PARIS: Prime Minister Saad Hariri said he will return to Lebanon for Wednesday’s Independence Day celebrations and explain his situation, after his shock resignation announcement in Saudi Arabia sparked political turmoil.
Speaking after talks in Paris on Saturday with French President Emmanuel Macron, who is seeking to broker a way out of the crisis, Hariri said he would “make known my position” once back in Beirut.
“As you know I have resigned, and we will discuss that in Lebanon,” he said told reporters, saying he needed to meet with President Michel Aoun before taking further steps.
Hariri’s announcement follows two weeks of deep uncertainty after his surprise decision to step down on November 4.
His failure to return to Lebanon since then sparked rumours that he was being held in Riyadh against his will, which both he and Saudi officials denied.
“To say that I am held up in Saudi Arabia and not allowed to leave the country is a lie,” he said in a Twitter post just before flying to Paris overnight.
Hariri’s wife and eldest son Houssam joined him for lunch with Macron at the Elysee Palace, but their two younger children, who live in Saudi Arabia, have remained there “for their school exams”, a source close to the premier said.
“Hariri does not want to mix his children up in this affair,” the source said.
His mysterious decision to step down — which Aoun has refused to accept while Hariri remains abroad — has raised fears over Lebanon’s fragile democracy.
Hariri’s camp has sought to allay the concerns, with a source saying the premier had a “fruitful and constructive” meeting with the powerful Saudi Crown Prince Mohammed Bin Salman before leaving.
Hariri, a dual Saudi citizen, resigned saying he feared for his life.
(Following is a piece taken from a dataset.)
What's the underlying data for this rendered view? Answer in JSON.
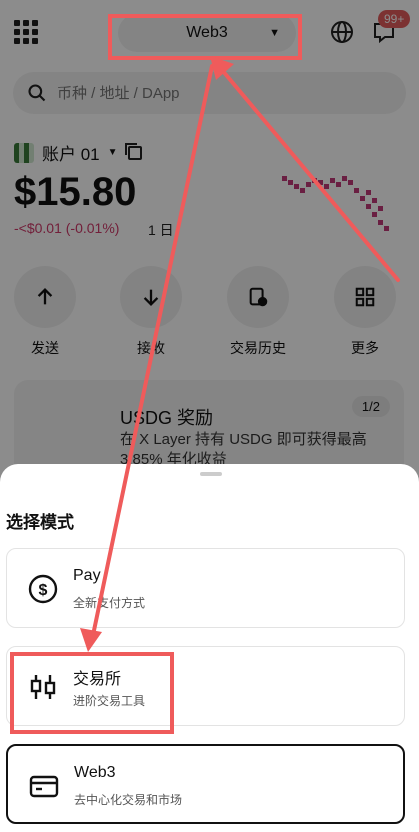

Hariri met French Foreign Minister Jean-Yves Le Drian in Riyadh on Thursday as Paris, which held mandate power over Lebanon for the first half of the 20th century, seeks to ease the crisis.
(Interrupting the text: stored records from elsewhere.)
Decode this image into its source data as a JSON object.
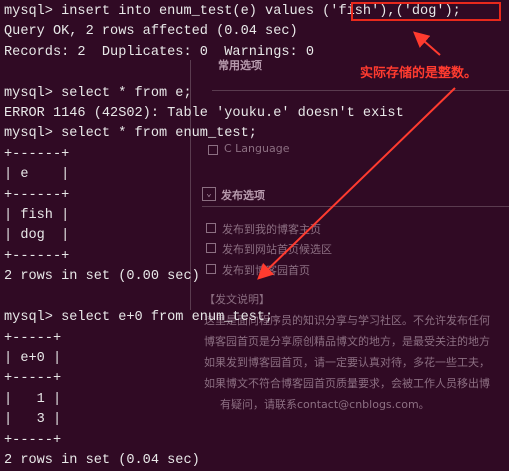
{
  "terminal": {
    "lines": [
      "mysql> insert into enum_test(e) values ('fish'),('dog');",
      "Query OK, 2 rows affected (0.04 sec)",
      "Records: 2  Duplicates: 0  Warnings: 0",
      "",
      "mysql> select * from e;",
      "ERROR 1146 (42S02): Table 'youku.e' doesn't exist",
      "mysql> select * from enum_test;",
      "+------+",
      "| e    |",
      "+------+",
      "| fish |",
      "| dog  |",
      "+------+",
      "2 rows in set (0.00 sec)",
      "",
      "mysql> select e+0 from enum_test;",
      "+-----+",
      "| e+0 |",
      "+-----+",
      "|   1 |",
      "|   3 |",
      "+-----+",
      "2 rows in set (0.04 sec)"
    ]
  },
  "annotation": {
    "note": "实际存储的是整数。",
    "color": "#ff3b2f"
  },
  "background_page": {
    "section_common": "常用选项",
    "c_language": "C Language",
    "section_publish": "发布选项",
    "publish_home": "发布到我的博客主页",
    "publish_candidate": "发布到网站首页候选区",
    "publish_frontpage": "发布到博客园首页",
    "explain_title": "【发文说明】",
    "explain_1": "这里是面向程序员的知识分享与学习社区。不允许发布任何",
    "explain_2": "博客园首页是分享原创精品博文的地方，是最受关注的地方",
    "explain_3": "如果发到博客园首页，请一定要认真对待，多花一些工夫，",
    "explain_4": "如果博文不符合博客园首页质量要求，会被工作人员移出博",
    "explain_5": "有疑问，请联系contact@cnblogs.com。"
  }
}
In another development, Riyadh on Saturday recalled its ambassador to Berlin in protest at comments by Germany’s Foreign Minister Sigmar Gabriel.
Ahead of Hariri’s departure, Aoun welcomed the trip to Paris, expressing hope that it was the “start of a solution”.
“If Mr Hariri speaks from France, I would consider that he speaks freely,” Aoun said.
“But his resignation must be presented in Lebanon, and he will have to remain there until the formation of the new government.”
France’s intervention was the latest in a string of European efforts to defuse tensions over Lebanon. — AFP